St Andrew, Southease

"Little lost Down churches praise
The God who made the hills..."

Southease is about as lost as it gets. It's off the main road- to the South of Lewes- on a loop of very narrow road that goes nowhere else- and yet it gets more visitors than any rural church I've ever been in.

Because it's on the South Downs Way.

And most of the visitors are very visibly hikers and cyclists. They sit on the benches by the gate and eat their sandwiches. They take pictures- and we all do our best not to get in one another's line of sight.

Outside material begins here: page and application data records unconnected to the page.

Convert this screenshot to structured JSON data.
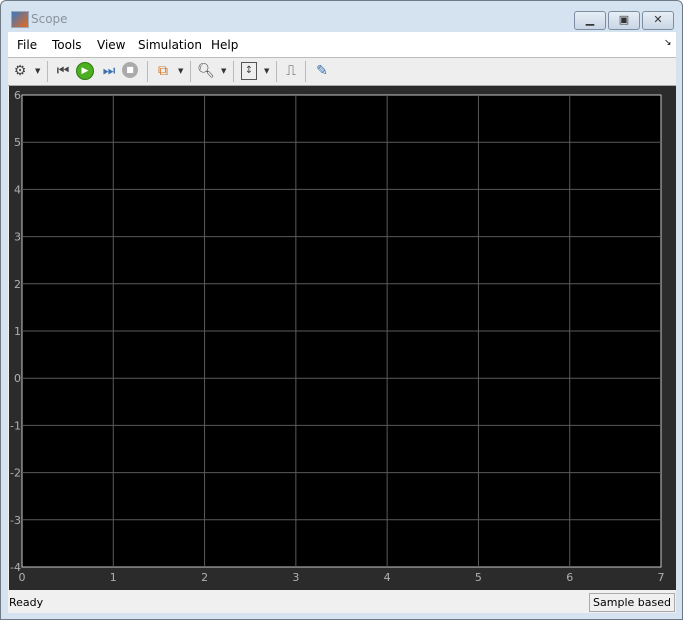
{
  "window": {
    "title": "Scope",
    "minimize_icon": "minimize-icon",
    "maximize_icon": "maximize-icon",
    "close_icon": "close-icon"
  },
  "menu": [
    "File",
    "Tools",
    "View",
    "Simulation",
    "Help"
  ],
  "toolbar": [
    "gear-icon",
    "step-back-icon",
    "run-icon",
    "step-forward-icon",
    "stop-icon",
    "signal-select-icon",
    "zoom-icon",
    "autoscale-icon",
    "trigger-icon",
    "measure-icon"
  ],
  "status": {
    "left": "Ready",
    "right": "Sample based"
  },
  "chart_data": {
    "type": "line",
    "series": [],
    "xlim": [
      0,
      7
    ],
    "ylim": [
      -4,
      6
    ],
    "xticks": [
      "0",
      "1",
      "2",
      "3",
      "4",
      "5",
      "6",
      "7"
    ],
    "yticks": [
      "-4",
      "-3",
      "-2",
      "-1",
      "0",
      "1",
      "2",
      "3",
      "4",
      "5",
      "6"
    ],
    "grid": true,
    "colors": {
      "background": "#000000",
      "frame": "#2b2b2b",
      "grid": "#5a5a5a",
      "tick_text": "#b0b0b0"
    }
  }
}
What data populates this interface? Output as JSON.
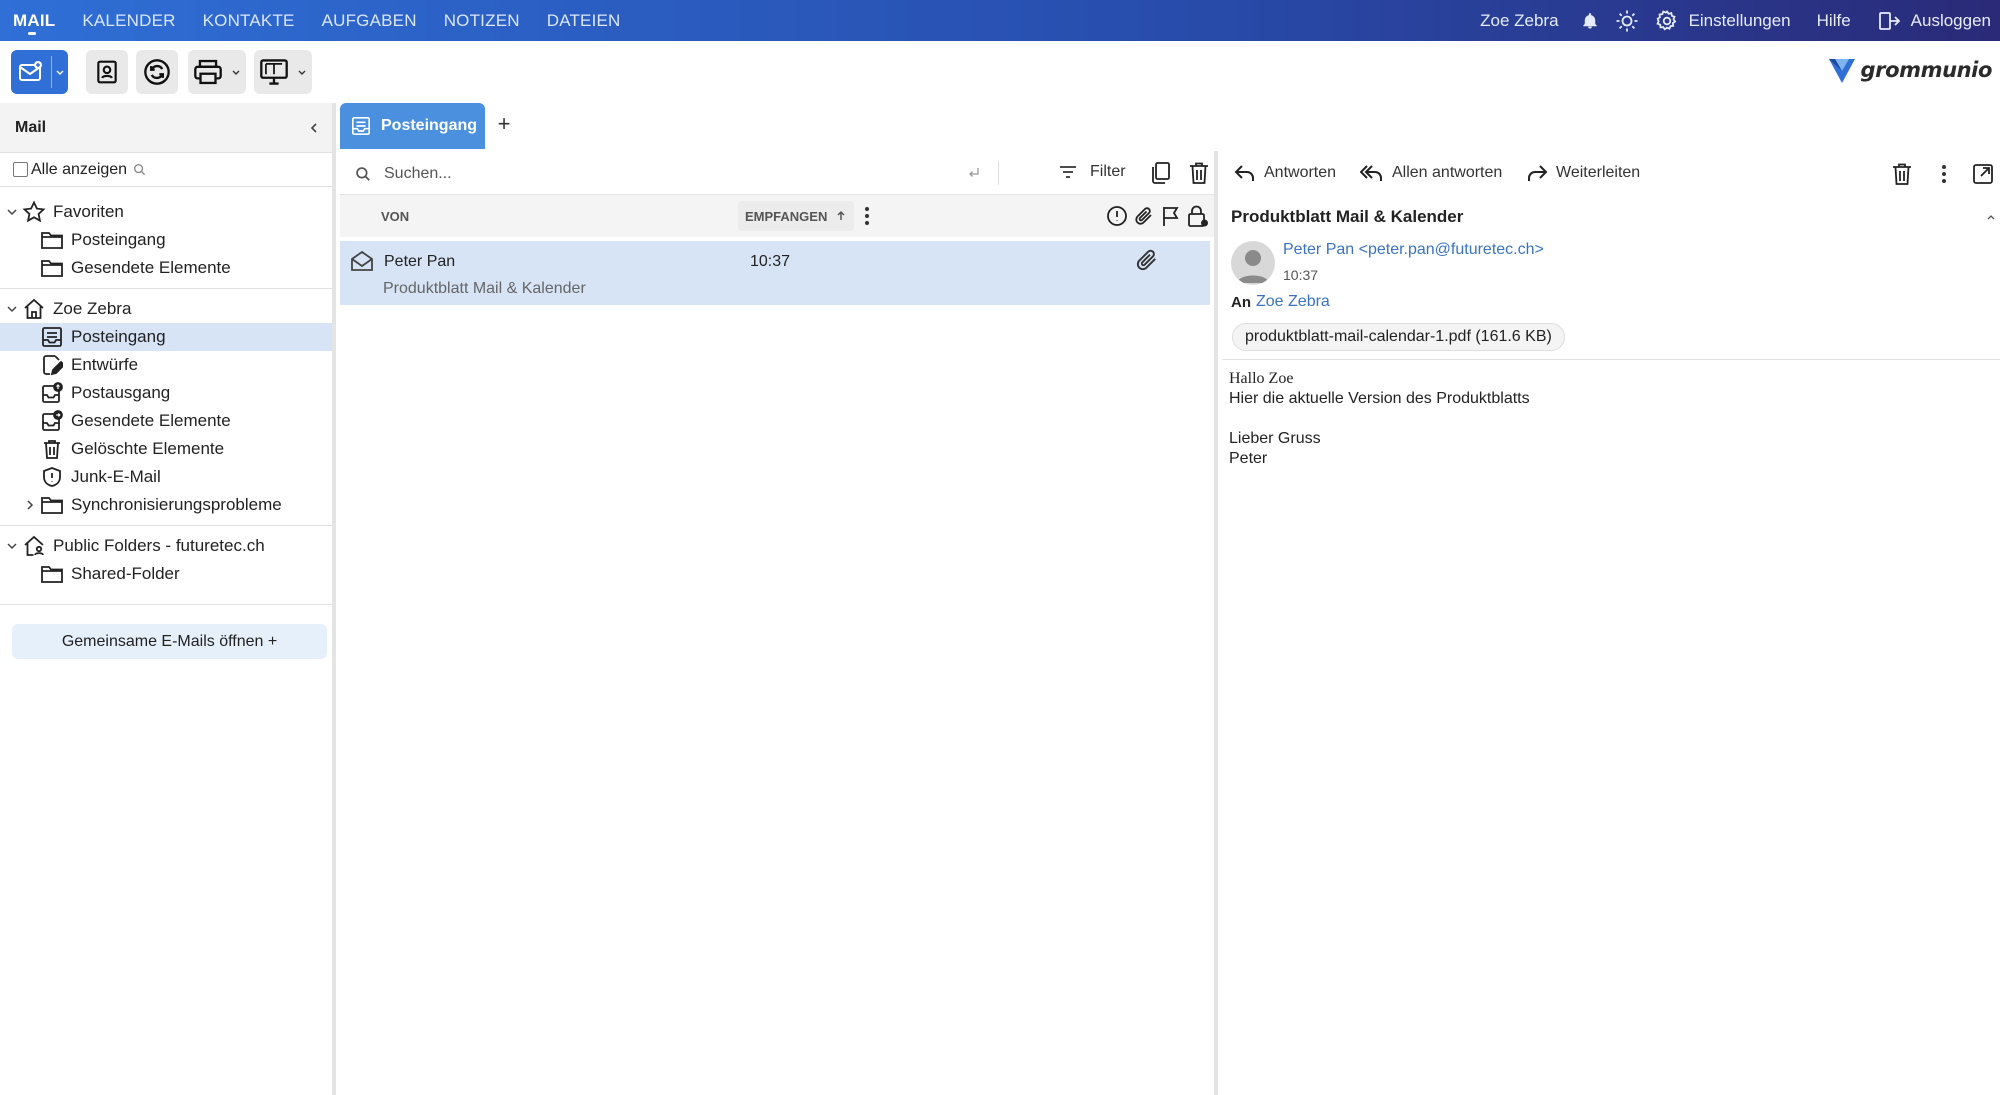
{
  "nav": {
    "items": [
      "MAIL",
      "KALENDER",
      "KONTAKTE",
      "AUFGABEN",
      "NOTIZEN",
      "DATEIEN"
    ],
    "user": "Zoe Zebra",
    "settings": "Einstellungen",
    "help": "Hilfe",
    "logout": "Ausloggen"
  },
  "brand": {
    "logo_text": "grommunio"
  },
  "sidebar": {
    "title": "Mail",
    "show_all": "Alle anzeigen",
    "favorites": {
      "label": "Favoriten",
      "items": [
        "Posteingang",
        "Gesendete Elemente"
      ]
    },
    "mailbox": {
      "label": "Zoe Zebra",
      "items": [
        "Posteingang",
        "Entwürfe",
        "Postausgang",
        "Gesendete Elemente",
        "Gelöschte Elemente",
        "Junk-E-Mail",
        "Synchronisierungsprobleme"
      ]
    },
    "public": {
      "label": "Public Folders - futuretec.ch",
      "items": [
        "Shared-Folder"
      ]
    },
    "shared_button": "Gemeinsame E-Mails öffnen +"
  },
  "tabs": {
    "active": "Posteingang",
    "add": "+"
  },
  "list": {
    "search_placeholder": "Suchen...",
    "filter": "Filter",
    "col_from": "VON",
    "col_received": "EMPFANGEN",
    "messages": [
      {
        "from": "Peter Pan",
        "subject": "Produktblatt Mail & Kalender",
        "time": "10:37"
      }
    ]
  },
  "reader": {
    "reply": "Antworten",
    "reply_all": "Allen antworten",
    "forward": "Weiterleiten",
    "subject": "Produktblatt Mail & Kalender",
    "sender": "Peter Pan <peter.pan@futuretec.ch>",
    "time": "10:37",
    "to_label": "An",
    "to": "Zoe Zebra",
    "attachment": "produktblatt-mail-calendar-1.pdf (161.6 KB)",
    "body": [
      "Hallo Zoe",
      "Hier die aktuelle Version des Produktblatts",
      "Lieber Gruss",
      "Peter"
    ]
  },
  "colors": {
    "nav_start": "#2f6fd6",
    "nav_end": "#2a2a78",
    "accent": "#4a90df",
    "selection": "#d6e4f6",
    "link": "#3a73c6"
  }
}
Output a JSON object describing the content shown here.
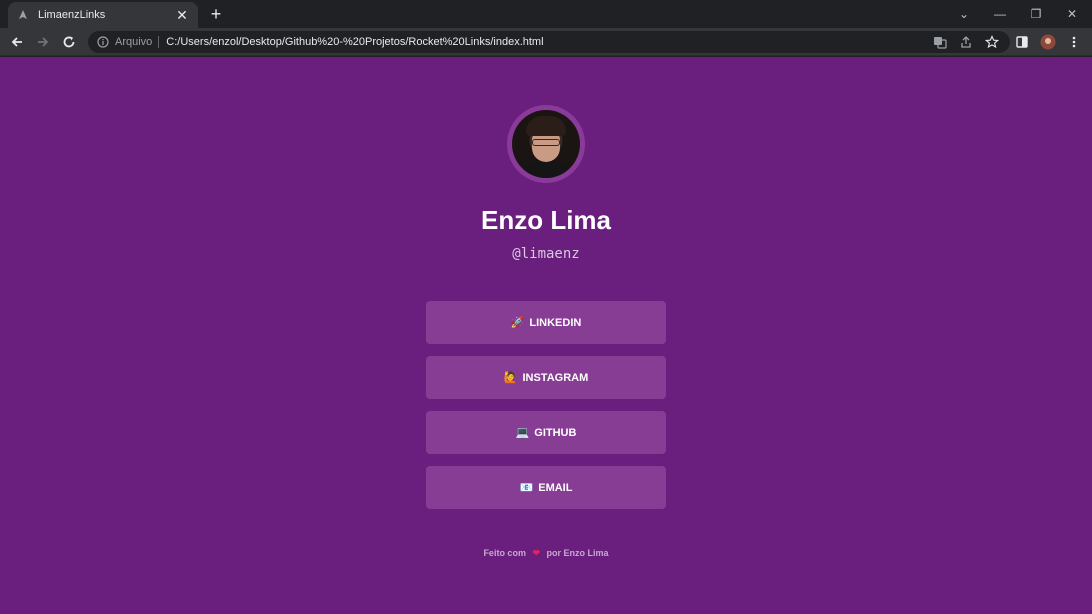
{
  "browser": {
    "tab_title": "LimaenzLinks",
    "tab_close": "✕",
    "new_tab": "+",
    "window_controls": {
      "dropdown": "⌄",
      "minimize": "—",
      "restore": "❐",
      "close": "✕"
    },
    "omnibox": {
      "scheme_label": "Arquivo",
      "url": "C:/Users/enzol/Desktop/Github%20-%20Projetos/Rocket%20Links/index.html"
    }
  },
  "profile": {
    "name": "Enzo Lima",
    "handle": "@limaenz"
  },
  "links": [
    {
      "emoji": "🚀",
      "label": "LINKEDIN"
    },
    {
      "emoji": "🙋",
      "label": "INSTAGRAM"
    },
    {
      "emoji": "💻",
      "label": "GITHUB"
    },
    {
      "emoji": "📧",
      "label": "EMAIL"
    }
  ],
  "footer": {
    "prefix": "Feito com",
    "heart": "❤",
    "suffix": "por Enzo Lima"
  },
  "colors": {
    "page_bg": "#6a1e7e",
    "button_bg": "#873d94",
    "heart": "#e0245e"
  }
}
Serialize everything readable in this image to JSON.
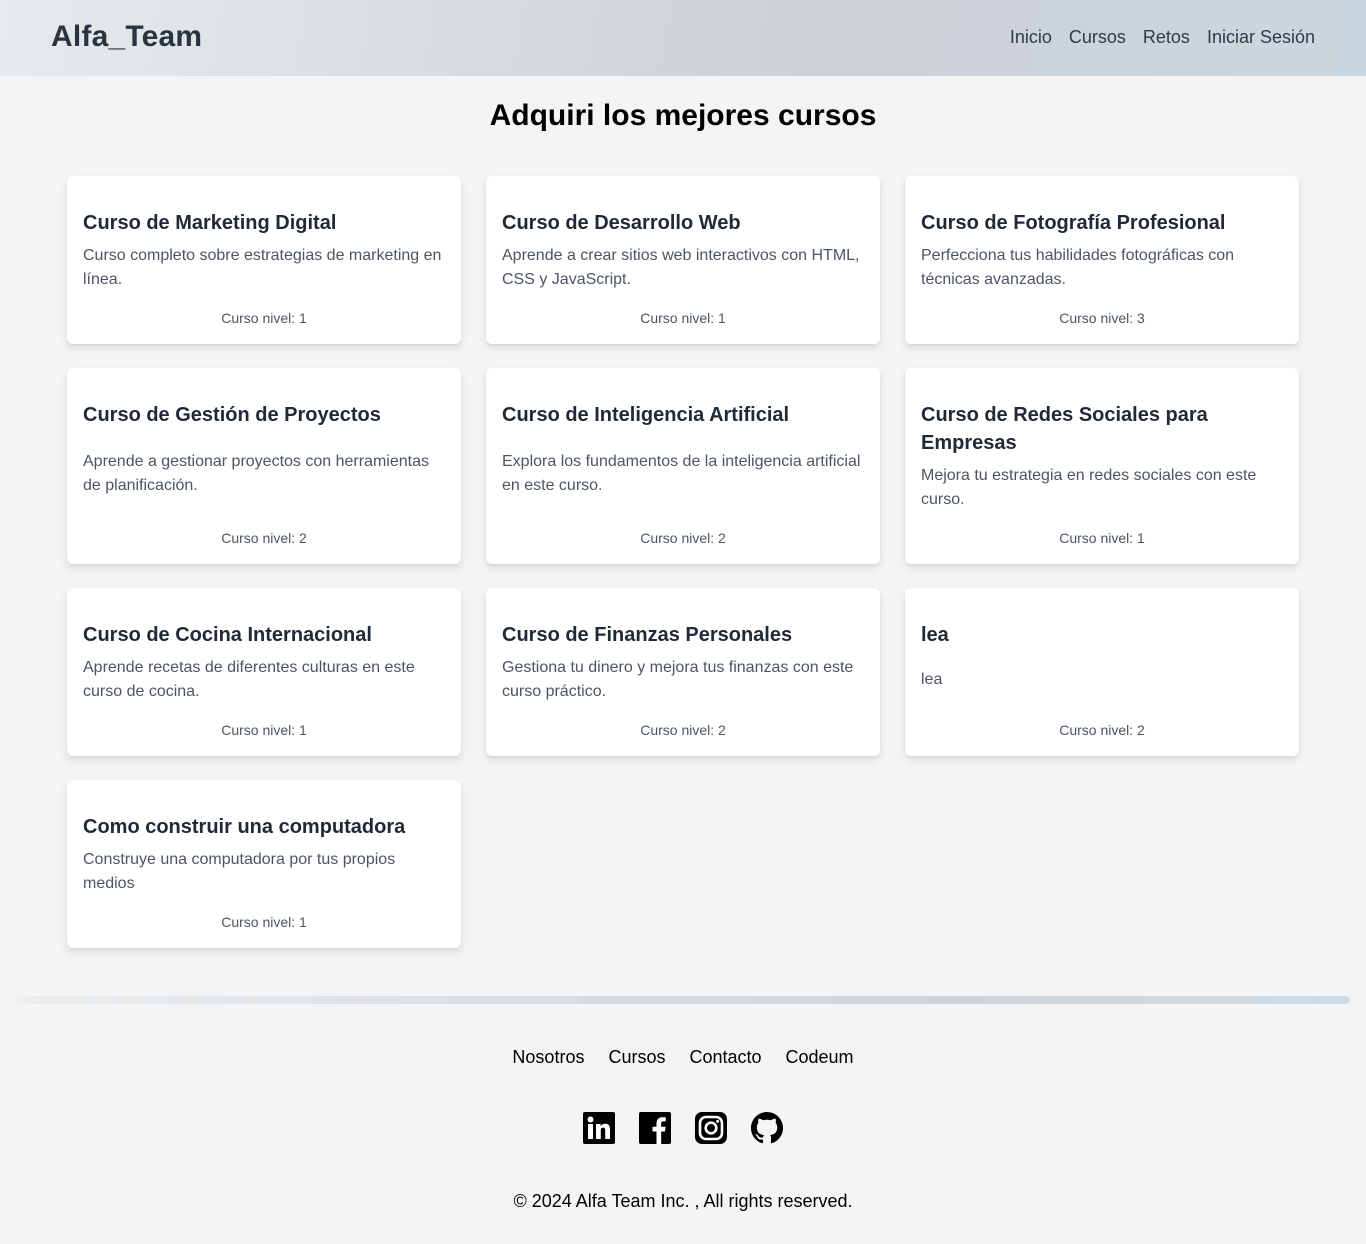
{
  "header": {
    "logo": "Alfa_Team",
    "nav": [
      "Inicio",
      "Cursos",
      "Retos",
      "Iniciar Sesión"
    ]
  },
  "page_title": "Adquiri los mejores cursos",
  "courses": [
    {
      "title": "Curso de Marketing Digital",
      "description": "Curso completo sobre estrategias de marketing en línea.",
      "level": "Curso nivel: 1"
    },
    {
      "title": "Curso de Desarrollo Web",
      "description": "Aprende a crear sitios web interactivos con HTML, CSS y JavaScript.",
      "level": "Curso nivel: 1"
    },
    {
      "title": "Curso de Fotografía Profesional",
      "description": "Perfecciona tus habilidades fotográficas con técnicas avanzadas.",
      "level": "Curso nivel: 3"
    },
    {
      "title": "Curso de Gestión de Proyectos",
      "description": "Aprende a gestionar proyectos con herramientas de planificación.",
      "level": "Curso nivel: 2"
    },
    {
      "title": "Curso de Inteligencia Artificial",
      "description": "Explora los fundamentos de la inteligencia artificial en este curso.",
      "level": "Curso nivel: 2"
    },
    {
      "title": "Curso de Redes Sociales para Empresas",
      "description": "Mejora tu estrategia en redes sociales con este curso.",
      "level": "Curso nivel: 1"
    },
    {
      "title": "Curso de Cocina Internacional",
      "description": "Aprende recetas de diferentes culturas en este curso de cocina.",
      "level": "Curso nivel: 1"
    },
    {
      "title": "Curso de Finanzas Personales",
      "description": "Gestiona tu dinero y mejora tus finanzas con este curso práctico.",
      "level": "Curso nivel: 2"
    },
    {
      "title": "lea",
      "description": "lea",
      "level": "Curso nivel: 2"
    },
    {
      "title": "Como construir una computadora",
      "description": "Construye una computadora por tus propios medios",
      "level": "Curso nivel: 1"
    }
  ],
  "footer": {
    "links": [
      "Nosotros",
      "Cursos",
      "Contacto",
      "Codeum"
    ],
    "social_icons": [
      "linkedin-icon",
      "facebook-icon",
      "instagram-icon",
      "github-icon"
    ],
    "copyright": "© 2024 Alfa Team Inc. , All rights reserved."
  }
}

The building is Saxon and Norman and a bit of this and a bit of that. It has ghostly smudges of 12th century wall paintings- which I puzzled over and failed to interpret except that I think the least faded image represents St Luke's winged bull. It is wonderfully rustic. And it has a round tower- one of only two in Sussex- the other belonging to St Michael's Church on Lewes High Street. Simon Knott, who writes about East Anglia where there are lots of round towers, says they're easier to build than square ones. I'll take his word for it because I've never tried. Where they survive it's a sign of rural poverty- because patrons and rectors with a little money to flash liked to replace their round towers with square ones because square was grander and smarter.

I like the roof. I like the patterns it makes. Some of the timbers look new and some look very old. I stood in the chancel and pointed the camera upwards and this is what I got.

In Praise Of Simon Knott

In my last post I tipped my hat to Simon Knott- the creator of a number of monumental websites dealing with the churches of East Anglia. He knows his history, his architecture and ecclesiology (it adds spice that he's a believing Roman Catholic) and is very good on the accidentals of church-visiting- like weather and atmosphere (which can change from visit to visit) and encounters with churchwardens and other random folk. (He was once threatened with a libel action for publishing a frank account of his dealings with a hostile rector). His energy is astonishing; on a good day he says he can take in 15 churches if he's driving and 12 if he's on his bike. He has done the whole of Suffolk and Norfolk and is coming to terms with Essex and Cambridgeshire. He posts lots of pictures.

He makes me feel like a dilettante.

Someone should do what he has done for the churches of South East England. There are existing sites, but they tend to be heavy on the sofits and light on the anecdotes. It won't be me (alas) because I've left it too late...